Cyclone Enawo: more than 85,000 people displaced
Cyclone Enawo, which hit Madagascar on 6, 7 and 8 March, has affected some 300,000 people, including 175,000 in Antalaha district, in the northeast of the country. More than 85,000 people are still displaced from their homes. According to the authorities, the cyclone and subsequent flooding have caused extensive damage. Handicap International’s teams are preparing to assist the population.
© Photo Handicap International
- According to the latest information, the cyclone and subsequent flooding have affected 300,000 people, including 175,000 in Antalaha district, in the northeast of the country, where the cyclone made landfall. More than 85,000 people remain displaced from their homes. Fifty people have also been killed, 181 injured and 20 are missing.

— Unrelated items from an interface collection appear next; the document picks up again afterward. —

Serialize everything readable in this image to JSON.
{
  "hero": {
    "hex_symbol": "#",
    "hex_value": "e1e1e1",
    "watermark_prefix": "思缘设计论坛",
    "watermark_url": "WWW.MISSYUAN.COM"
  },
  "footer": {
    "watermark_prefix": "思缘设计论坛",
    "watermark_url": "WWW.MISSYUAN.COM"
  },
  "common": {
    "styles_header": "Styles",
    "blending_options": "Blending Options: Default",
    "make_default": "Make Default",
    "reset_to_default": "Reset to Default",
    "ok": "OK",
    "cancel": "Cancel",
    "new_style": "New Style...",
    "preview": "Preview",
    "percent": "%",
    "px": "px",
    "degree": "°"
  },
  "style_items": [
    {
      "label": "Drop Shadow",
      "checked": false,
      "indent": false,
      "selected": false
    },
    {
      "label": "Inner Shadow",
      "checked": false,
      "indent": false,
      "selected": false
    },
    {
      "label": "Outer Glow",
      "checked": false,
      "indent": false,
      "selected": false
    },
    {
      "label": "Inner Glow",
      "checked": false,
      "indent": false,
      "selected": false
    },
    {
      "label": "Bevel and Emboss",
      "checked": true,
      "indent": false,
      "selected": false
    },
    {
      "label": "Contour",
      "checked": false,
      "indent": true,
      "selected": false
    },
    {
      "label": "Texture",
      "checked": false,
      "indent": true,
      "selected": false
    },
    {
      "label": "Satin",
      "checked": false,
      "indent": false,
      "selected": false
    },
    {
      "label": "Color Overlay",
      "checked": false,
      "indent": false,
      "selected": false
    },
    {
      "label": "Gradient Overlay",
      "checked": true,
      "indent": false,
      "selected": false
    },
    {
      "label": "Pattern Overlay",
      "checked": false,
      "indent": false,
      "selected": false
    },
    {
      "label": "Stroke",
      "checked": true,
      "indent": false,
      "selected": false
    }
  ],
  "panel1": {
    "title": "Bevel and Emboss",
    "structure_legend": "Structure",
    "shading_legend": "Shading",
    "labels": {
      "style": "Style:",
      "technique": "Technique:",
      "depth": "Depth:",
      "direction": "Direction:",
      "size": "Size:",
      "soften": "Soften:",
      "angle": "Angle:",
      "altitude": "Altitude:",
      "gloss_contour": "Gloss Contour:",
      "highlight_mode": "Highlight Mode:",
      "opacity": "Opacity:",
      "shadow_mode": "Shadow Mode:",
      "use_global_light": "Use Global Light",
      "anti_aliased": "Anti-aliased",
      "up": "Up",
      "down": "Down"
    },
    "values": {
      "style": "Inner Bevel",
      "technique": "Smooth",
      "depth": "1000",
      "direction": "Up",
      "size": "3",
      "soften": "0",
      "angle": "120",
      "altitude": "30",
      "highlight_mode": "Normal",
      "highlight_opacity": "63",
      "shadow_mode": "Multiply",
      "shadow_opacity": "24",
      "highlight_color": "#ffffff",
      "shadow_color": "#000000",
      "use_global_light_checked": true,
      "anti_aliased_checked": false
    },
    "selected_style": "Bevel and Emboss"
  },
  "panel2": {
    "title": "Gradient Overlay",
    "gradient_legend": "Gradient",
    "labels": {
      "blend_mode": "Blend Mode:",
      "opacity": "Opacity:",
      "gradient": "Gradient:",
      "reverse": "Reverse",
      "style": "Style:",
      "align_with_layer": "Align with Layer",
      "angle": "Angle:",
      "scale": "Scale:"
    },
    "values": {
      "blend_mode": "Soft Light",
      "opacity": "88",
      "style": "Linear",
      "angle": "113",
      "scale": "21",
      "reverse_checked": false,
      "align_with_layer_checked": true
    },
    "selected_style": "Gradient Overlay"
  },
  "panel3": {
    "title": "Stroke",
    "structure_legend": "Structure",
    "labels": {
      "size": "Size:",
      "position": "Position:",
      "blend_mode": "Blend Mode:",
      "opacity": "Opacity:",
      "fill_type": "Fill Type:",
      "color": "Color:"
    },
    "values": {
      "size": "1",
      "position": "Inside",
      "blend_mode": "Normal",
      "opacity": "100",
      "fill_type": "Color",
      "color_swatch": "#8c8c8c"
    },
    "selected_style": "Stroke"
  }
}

- Ninety-one per cent of casualties are from the regions of Sava, Analamanga, Analanjirofo and Atsinanana. According to the National Risk and Disaster Management Office, the regions of Sava and Analanjirofo, in the northeast of the country, suffered the worst damage.
- Communication with the northeast of the country, a landlocked zone, difficult to access and hit hardest by the cyclone, has been severely disrupted. Late last week, the Madagascan authorities were still without news from 90 villages in Antalaha district.

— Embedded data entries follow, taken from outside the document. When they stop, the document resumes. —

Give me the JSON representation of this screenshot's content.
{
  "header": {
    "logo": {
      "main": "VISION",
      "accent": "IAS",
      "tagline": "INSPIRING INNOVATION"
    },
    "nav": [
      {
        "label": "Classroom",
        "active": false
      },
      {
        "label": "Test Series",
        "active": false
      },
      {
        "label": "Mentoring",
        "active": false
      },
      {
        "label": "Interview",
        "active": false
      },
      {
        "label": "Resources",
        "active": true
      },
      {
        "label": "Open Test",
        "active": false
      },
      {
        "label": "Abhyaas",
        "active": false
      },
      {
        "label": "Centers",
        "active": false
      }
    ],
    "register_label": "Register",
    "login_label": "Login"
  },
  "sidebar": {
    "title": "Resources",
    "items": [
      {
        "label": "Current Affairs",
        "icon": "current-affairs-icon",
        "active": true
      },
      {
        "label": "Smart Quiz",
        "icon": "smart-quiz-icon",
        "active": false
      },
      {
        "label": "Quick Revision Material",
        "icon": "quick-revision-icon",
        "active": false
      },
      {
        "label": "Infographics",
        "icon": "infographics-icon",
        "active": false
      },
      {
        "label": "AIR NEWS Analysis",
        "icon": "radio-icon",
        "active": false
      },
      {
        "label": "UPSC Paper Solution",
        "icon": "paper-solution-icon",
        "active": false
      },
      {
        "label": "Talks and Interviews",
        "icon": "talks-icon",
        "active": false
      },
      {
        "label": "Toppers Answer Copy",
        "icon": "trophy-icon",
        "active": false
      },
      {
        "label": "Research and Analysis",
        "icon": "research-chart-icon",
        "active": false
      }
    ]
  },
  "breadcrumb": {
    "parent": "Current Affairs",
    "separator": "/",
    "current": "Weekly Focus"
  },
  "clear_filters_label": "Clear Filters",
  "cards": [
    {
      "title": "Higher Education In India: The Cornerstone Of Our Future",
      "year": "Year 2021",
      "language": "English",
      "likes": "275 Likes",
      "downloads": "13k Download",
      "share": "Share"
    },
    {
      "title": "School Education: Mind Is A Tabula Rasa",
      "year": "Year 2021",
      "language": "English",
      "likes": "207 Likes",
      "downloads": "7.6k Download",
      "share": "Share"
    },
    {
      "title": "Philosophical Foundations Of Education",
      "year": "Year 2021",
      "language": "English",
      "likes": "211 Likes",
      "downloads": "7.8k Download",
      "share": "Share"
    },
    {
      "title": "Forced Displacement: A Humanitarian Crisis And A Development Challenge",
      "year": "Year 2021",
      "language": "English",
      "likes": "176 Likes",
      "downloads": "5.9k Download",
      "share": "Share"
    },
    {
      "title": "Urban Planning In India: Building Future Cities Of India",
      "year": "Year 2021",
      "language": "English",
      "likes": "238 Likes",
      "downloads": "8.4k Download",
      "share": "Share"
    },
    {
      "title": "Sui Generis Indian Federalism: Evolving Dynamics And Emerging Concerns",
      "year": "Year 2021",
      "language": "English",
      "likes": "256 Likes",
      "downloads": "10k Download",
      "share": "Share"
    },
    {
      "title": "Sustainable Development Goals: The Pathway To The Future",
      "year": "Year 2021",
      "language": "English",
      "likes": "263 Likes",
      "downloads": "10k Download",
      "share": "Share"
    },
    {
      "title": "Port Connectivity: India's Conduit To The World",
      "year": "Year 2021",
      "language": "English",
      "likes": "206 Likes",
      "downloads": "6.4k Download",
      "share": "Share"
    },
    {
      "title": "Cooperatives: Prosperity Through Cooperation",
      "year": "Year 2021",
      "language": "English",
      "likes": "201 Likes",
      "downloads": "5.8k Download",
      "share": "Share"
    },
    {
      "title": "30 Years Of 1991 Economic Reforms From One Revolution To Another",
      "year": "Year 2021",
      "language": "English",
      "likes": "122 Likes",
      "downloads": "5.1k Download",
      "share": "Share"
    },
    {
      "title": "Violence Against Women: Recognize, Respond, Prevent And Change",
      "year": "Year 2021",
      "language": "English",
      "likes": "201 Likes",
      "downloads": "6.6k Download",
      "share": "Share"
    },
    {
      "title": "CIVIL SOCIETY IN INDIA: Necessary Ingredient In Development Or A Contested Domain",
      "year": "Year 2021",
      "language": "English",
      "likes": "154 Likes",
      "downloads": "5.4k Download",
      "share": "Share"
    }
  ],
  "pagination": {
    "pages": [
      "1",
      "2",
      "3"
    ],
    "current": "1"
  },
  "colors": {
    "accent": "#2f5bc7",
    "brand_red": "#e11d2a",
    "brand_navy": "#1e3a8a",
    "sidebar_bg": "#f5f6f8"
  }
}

- A total of 222 accommodation sites have been set up in eight out of 14 affected regions.
- “The flood alert was lifted in Antananarivo on Monday morning. We are now visiting temporary accommodation sites to assess the situation and the needs of people with disabilities. Some have lost their homes in the floods and will stay in the centres for several days. We are ready to supply them with mobility aids, such as crutches, wheelchairs and the like, and to hand out cash if necessary, which they can use to buy what they need, such as items not distributed by other humanitarian organisations,” explains Anne Burtin, the coordinator of Handicap International’s programmes in Madagascar.
Handicap International in Madagascar
Handicap International has been present in Madagascar since 1986. Its team of nearly 100 staff members works to eliminate disabling diseases such as lymphatic filariasis. It helps to improve the living conditions of detainees in prisons. Handicap International also runs a mother and child health programme to reduce mortality rates among mothers and infants. The organisation advances the rights and inclusion of people with disabilities by providing support to the organisations that represent them. Handicap International is also working to improve access to education for children excluded from the school system.